The beauty of this blog is that we can show you parts of the design and construction process that the folks who live here will never see. One of those cool things is our insulation.
As part of our commitment to green building, we are insulating all the flats at ECO using a product with Northwest Arkansas roots. It’s not flashy, but the insulation that we are using to seal the exterior walls will keep ECO interiors comfortable and quiet. BioBased Insulation is a product of Fayetteville’s BioBased Technologies. With BioBased Insulation, we bumped up the insulative value at ECO to R-24. Not only does this insulation reduce the demand for heating and air conditioning, it also seals against outside noise.
Chris Baribeau of modus studio is the architect for ECO. After studying architecture at the University of Arkansas, he worked for the acclaimed architecture firm Marlon Blackwell Architect. In 2008, he and Josh Siebert founded modus studio. They were joined this year by Jason Wright. With the help of designers David McElyea, Austin Chatelain and Chris Lankford, the firm has designed environmentally sensitive projects from homes and schools to an airport terminal and an orphanage in Africa. We asked Chris to tell us a little more about modus and the vision for ECO.

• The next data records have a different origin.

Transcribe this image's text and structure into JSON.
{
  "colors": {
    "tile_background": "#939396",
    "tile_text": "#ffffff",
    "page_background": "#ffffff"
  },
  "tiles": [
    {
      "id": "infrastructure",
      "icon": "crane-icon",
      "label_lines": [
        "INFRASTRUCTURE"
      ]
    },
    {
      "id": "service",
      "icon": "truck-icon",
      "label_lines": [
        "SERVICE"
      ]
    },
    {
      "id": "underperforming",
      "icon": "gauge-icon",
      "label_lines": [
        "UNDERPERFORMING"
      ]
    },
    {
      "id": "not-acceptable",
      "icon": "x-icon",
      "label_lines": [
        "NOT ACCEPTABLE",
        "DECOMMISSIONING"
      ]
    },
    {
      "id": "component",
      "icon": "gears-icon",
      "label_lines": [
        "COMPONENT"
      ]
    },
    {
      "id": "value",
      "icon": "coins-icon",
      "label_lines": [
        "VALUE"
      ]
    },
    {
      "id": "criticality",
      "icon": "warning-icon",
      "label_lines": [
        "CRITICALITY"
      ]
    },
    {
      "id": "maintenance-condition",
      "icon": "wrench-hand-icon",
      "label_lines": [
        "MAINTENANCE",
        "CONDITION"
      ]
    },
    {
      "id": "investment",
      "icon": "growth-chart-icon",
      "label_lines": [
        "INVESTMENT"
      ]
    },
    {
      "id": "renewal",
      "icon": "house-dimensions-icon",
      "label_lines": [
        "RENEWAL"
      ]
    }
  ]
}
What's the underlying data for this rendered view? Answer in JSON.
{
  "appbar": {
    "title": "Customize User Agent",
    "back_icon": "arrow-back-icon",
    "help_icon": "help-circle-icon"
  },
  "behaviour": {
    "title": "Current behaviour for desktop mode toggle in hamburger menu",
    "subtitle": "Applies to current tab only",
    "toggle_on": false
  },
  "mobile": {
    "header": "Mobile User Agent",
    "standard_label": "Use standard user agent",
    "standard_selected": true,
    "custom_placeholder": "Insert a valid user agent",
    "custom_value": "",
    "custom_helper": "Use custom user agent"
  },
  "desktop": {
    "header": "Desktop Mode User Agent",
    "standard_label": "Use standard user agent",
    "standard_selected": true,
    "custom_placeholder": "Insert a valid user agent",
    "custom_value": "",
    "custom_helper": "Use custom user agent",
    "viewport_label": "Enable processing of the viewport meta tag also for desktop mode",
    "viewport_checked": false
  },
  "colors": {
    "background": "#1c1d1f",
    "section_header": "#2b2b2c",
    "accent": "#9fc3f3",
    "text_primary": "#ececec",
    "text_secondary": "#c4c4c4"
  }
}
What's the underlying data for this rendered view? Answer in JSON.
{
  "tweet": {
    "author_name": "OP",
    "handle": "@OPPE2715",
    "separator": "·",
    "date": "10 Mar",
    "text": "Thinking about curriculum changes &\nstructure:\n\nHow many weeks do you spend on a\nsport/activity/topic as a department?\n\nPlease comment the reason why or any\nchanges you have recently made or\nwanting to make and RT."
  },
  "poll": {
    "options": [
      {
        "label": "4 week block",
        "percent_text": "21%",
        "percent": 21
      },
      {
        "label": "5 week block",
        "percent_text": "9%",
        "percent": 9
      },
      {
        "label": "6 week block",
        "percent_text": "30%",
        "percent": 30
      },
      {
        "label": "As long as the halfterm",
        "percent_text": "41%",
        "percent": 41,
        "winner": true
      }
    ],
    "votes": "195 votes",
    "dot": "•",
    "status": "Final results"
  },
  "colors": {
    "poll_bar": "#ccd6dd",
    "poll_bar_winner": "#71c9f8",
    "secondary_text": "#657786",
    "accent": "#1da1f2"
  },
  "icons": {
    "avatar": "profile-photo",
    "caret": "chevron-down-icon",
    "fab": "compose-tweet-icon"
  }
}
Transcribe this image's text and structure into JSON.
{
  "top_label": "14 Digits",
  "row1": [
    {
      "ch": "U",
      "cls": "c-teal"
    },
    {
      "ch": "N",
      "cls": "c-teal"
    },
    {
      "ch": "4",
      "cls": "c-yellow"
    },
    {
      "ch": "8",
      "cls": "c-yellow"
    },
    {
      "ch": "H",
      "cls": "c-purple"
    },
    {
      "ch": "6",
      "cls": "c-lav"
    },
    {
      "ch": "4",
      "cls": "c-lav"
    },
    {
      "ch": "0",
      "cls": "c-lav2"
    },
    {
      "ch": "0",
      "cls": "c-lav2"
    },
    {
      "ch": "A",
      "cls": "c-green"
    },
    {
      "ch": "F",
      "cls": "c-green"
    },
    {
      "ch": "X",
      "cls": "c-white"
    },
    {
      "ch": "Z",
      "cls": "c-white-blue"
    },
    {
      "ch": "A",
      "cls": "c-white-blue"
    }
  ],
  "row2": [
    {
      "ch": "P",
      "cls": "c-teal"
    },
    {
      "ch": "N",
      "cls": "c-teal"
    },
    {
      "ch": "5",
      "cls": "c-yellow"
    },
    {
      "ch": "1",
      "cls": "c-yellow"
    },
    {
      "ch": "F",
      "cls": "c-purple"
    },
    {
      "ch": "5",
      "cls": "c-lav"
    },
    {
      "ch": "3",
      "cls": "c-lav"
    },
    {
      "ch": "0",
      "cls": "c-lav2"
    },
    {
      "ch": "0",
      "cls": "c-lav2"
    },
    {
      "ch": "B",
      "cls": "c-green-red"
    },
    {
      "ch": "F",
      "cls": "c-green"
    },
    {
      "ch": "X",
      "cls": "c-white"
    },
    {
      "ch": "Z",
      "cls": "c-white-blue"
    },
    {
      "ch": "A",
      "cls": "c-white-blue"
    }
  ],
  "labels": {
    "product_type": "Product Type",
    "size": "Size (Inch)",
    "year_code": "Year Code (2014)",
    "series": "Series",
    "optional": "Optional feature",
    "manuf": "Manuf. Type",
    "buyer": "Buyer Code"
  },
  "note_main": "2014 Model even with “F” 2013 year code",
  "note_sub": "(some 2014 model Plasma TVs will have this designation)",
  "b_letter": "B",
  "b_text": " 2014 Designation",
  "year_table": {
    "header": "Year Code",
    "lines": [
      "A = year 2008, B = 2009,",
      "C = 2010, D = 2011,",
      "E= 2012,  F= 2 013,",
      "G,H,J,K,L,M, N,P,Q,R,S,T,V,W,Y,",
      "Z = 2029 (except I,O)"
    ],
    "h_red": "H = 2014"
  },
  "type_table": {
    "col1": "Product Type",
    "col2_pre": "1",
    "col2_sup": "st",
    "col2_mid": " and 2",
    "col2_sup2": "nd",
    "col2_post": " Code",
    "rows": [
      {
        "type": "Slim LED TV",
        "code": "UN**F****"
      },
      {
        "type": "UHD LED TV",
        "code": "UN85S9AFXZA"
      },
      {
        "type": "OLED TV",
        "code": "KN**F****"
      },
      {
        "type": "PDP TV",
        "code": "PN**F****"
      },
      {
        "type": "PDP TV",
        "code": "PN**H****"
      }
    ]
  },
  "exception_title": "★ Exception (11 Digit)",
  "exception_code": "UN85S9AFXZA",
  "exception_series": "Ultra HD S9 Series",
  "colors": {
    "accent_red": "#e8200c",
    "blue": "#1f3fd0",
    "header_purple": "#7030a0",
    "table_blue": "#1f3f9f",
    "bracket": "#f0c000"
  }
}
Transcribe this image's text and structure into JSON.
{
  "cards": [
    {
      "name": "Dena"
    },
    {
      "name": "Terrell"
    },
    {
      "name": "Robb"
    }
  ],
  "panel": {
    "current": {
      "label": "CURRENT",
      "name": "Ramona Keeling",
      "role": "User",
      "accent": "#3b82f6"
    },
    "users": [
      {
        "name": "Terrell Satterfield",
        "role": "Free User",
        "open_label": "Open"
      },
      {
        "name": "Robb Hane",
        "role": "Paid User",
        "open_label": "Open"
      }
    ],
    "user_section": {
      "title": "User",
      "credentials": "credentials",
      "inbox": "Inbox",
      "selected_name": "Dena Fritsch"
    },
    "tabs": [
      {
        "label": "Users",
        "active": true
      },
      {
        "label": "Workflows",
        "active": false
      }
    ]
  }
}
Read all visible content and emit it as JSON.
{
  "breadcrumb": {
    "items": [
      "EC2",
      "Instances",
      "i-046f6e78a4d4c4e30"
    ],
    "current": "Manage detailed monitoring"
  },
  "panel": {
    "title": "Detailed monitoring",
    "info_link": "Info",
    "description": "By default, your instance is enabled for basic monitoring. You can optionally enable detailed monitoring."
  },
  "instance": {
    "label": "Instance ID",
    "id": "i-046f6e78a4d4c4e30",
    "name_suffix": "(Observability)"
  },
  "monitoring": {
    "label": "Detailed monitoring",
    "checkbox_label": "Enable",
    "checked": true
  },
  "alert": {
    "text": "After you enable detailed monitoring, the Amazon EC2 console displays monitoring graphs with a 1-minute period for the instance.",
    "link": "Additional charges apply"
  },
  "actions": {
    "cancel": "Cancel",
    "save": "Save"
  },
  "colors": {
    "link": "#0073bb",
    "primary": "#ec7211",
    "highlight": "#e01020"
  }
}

We’ve all been there. When it’s time to buy, we read up. From cars to granola bars, we study reviews and read the labels. We carefully compare quality, price, environmental impact, and the look and feel of each item before making our choice. When we search for a place to live, the tables are turned. So often, we sacrifice style for lower cost. We sacrifice quality for location. And when it comes to the environmental impact of our housing, we try not to think about it. We usually don’t have the information we need to make an informed decision, and custom-designed “green” housing usually expensive and out of reach. Finally, there is a better choice.
At ECO, we’re combining cutting-edge technologies and low-tech solutions to save energy while creating a comfortable, beautiful place to live. Here are a few of our strategies for reducing energy use:
HOT WATER FROM THE SUN You might not notice the hardworking, sleek little units on the roof, but this innovative solar hot water system will meet at least 75% of your hot water needs.
GRANDMA’S FRONT PORCH REDUX Grandma planted a trellis with flowering vines to keep her front porch cool in the summer heat. We’ve given her idea a modern twist—living screens covered in climbing vines will shade buildings from the afternoon rays of the summer sun.